The youngest of five girls, Norma, who now lives in Chesterfield, and Rosemary, who lives in Sheffield, do not look back on their school days with happy memories – lack of money meant they were a target for bullies, as they “stood out”.

“We had a purple blazer each, that we had to wear everyday,” said Rosemary. “Well we were only eight and of course would spill things on it, or get food down in. The teachers would bawl at us for being dirty.”

And in a post-war era, Norma and Rosemary experienced hunger, and a lack of nutritious food throughout their childhood – even though their parents were both working.

Mum Gladys Harrison began work as a waitress at Sheffield Children’s Hospital when the twins were eight, and their dad Herbert “Bert” Harrison was a joiner.

“If we had breakfast, it would be bread and jam,” said Rosemary. “For dinner we’d go home from school and have whatever was in the cupboards – soup, bread and butter, or sometimes an oxo cube in hot water.

“Teatime was when we got a good hot meal. I do remember being hungry, we would have school dinners three days and some days we’d go home for dinner, but what was in the cupboards was sparse. School dinners were basic – beetroot and mash or potatoes and gravy.”

The lack of nutritious, filling food left the twins feeling tired by the afternoon, and struggling to concentrate at school – at Western Road School, which later became Westways.

“You can see it in our faces in pictures, we never looked happy”, added Norma. “It was awful. When I see hungry kids now I do know what they’re going through. It shouldn’t happen today.”

Although things got better once Rosemary and Norma began work – Rosemary started work in John Shentall’s Grocery shop on Crookes when she left school, and Norma began work soldering for the Sheffield Wireless and Telephone exchange.
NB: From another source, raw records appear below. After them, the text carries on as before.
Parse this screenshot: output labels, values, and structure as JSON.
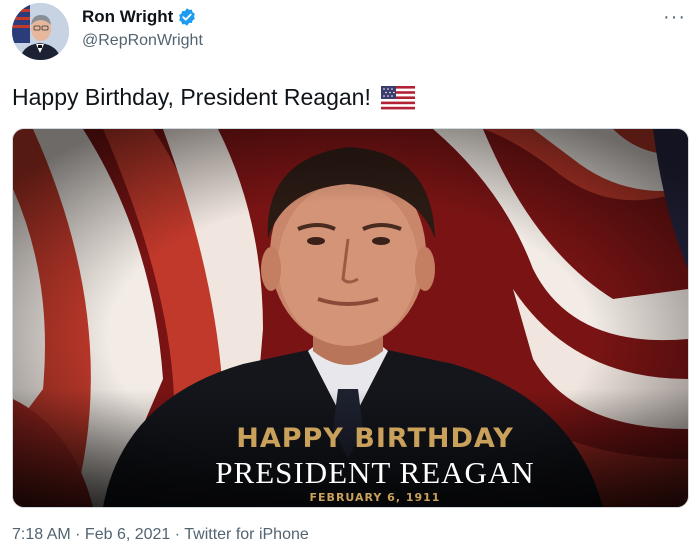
{
  "author": {
    "display_name": "Ron Wright",
    "handle": "@RepRonWright",
    "verified": true
  },
  "tweet": {
    "text": "Happy Birthday, President Reagan!",
    "emoji": "us-flag"
  },
  "media": {
    "line1": "HAPPY BIRTHDAY",
    "line2": "PRESIDENT REAGAN",
    "line3": "FEBRUARY 6, 1911"
  },
  "meta": {
    "time": "7:18 AM",
    "separator1": " · ",
    "date": "Feb 6, 2021",
    "separator2": " · ",
    "source": "Twitter for iPhone"
  },
  "colors": {
    "verified_blue": "#1d9bf0",
    "secondary_text": "#536471",
    "gold": "#c9a15b",
    "flag_red": "#b22234"
  }
}
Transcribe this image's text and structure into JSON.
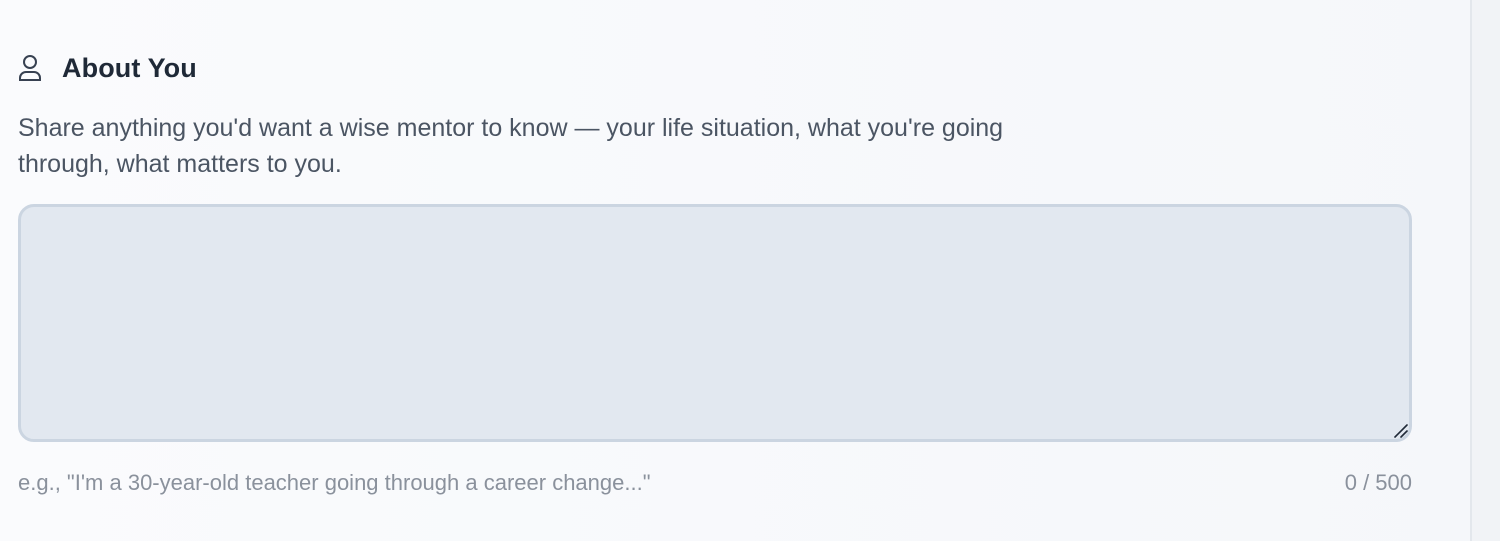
{
  "section": {
    "icon": "user-icon",
    "title": "About You",
    "description": "Share anything you'd want a wise mentor to know — your life situation, what you're going through, what matters to you."
  },
  "textarea": {
    "value": "",
    "hint": "e.g., \"I'm a 30-year-old teacher going through a career change...\"",
    "counter": "0 / 500"
  },
  "colors": {
    "title": "#1f2937",
    "text": "#4b5563",
    "muted": "#8a919c",
    "input_bg": "#e2e8f0",
    "input_border": "#cbd5e1"
  }
}
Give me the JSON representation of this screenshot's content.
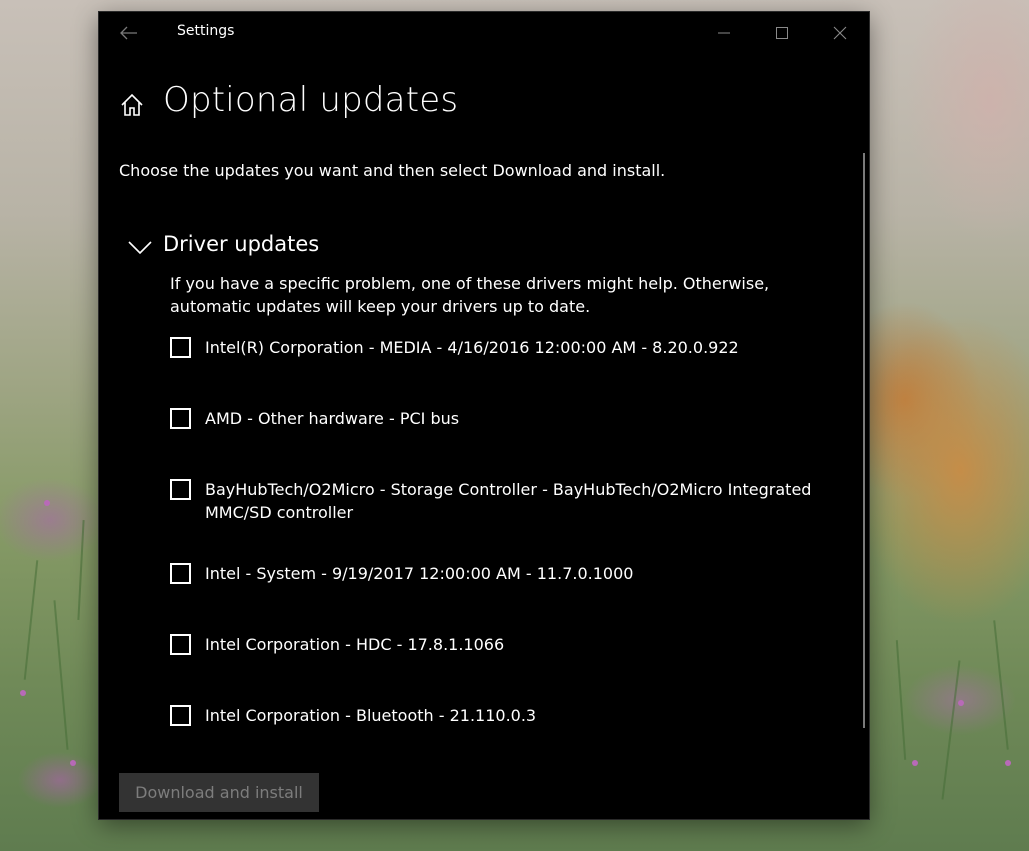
{
  "window": {
    "title": "Settings",
    "back_icon": "arrow-left-icon",
    "minimize_icon": "minimize-icon",
    "maximize_icon": "maximize-icon",
    "close_icon": "close-icon"
  },
  "page": {
    "home_icon": "home-icon",
    "title": "Optional updates",
    "intro": "Choose the updates you want and then select Download and install."
  },
  "driver_section": {
    "expanded": true,
    "chevron_icon": "chevron-down-icon",
    "title": "Driver updates",
    "description": "If you have a specific problem, one of these drivers might help. Otherwise, automatic updates will keep your drivers up to date.",
    "items": [
      {
        "label": "Intel(R) Corporation - MEDIA - 4/16/2016 12:00:00 AM - 8.20.0.922",
        "checked": false
      },
      {
        "label": "AMD - Other hardware - PCI bus",
        "checked": false
      },
      {
        "label": "BayHubTech/O2Micro - Storage Controller - BayHubTech/O2Micro Integrated MMC/SD controller",
        "checked": false
      },
      {
        "label": "Intel - System - 9/19/2017 12:00:00 AM - 11.7.0.1000",
        "checked": false
      },
      {
        "label": "Intel Corporation - HDC - 17.8.1.1066",
        "checked": false
      },
      {
        "label": "Intel Corporation - Bluetooth - 21.110.0.3",
        "checked": false
      }
    ]
  },
  "actions": {
    "download_label": "Download and install",
    "download_enabled": false
  },
  "colors": {
    "window_bg": "#000000",
    "text": "#ffffff",
    "disabled_button_bg": "#333333",
    "disabled_button_text": "#7d7d7d",
    "caption_icon": "#8a8a8a"
  }
}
However, despite now being comfortable in life, Rosemary and Norma say the effects of their childhood lasted into their adult life.

“We grew up before our time,” said Rosemary.

“I do keep a lot of food in the house,” added Norma. "I don’t ever like to run out.”